How to complete this task: Each line of the records below that holds "panel" should be copied out.

(Data about app and page elements)

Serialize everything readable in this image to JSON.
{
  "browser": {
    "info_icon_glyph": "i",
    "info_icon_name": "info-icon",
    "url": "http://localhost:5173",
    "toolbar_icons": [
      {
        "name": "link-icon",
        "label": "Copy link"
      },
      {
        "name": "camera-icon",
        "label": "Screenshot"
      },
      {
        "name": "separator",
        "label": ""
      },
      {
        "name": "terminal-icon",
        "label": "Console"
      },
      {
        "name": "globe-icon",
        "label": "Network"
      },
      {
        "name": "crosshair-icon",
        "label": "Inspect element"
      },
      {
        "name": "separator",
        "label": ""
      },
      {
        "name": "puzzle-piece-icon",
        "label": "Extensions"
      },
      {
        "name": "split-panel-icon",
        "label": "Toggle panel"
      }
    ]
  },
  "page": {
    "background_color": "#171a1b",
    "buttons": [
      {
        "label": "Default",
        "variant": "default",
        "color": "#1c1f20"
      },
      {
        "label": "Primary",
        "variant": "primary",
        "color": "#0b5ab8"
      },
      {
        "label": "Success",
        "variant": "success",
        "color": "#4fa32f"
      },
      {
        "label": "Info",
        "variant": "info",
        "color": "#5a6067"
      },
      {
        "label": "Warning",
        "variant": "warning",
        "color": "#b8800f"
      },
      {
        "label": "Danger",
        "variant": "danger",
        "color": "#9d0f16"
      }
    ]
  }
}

Response box:
        "name": "split-panel-icon",
        "label": "Toggle panel"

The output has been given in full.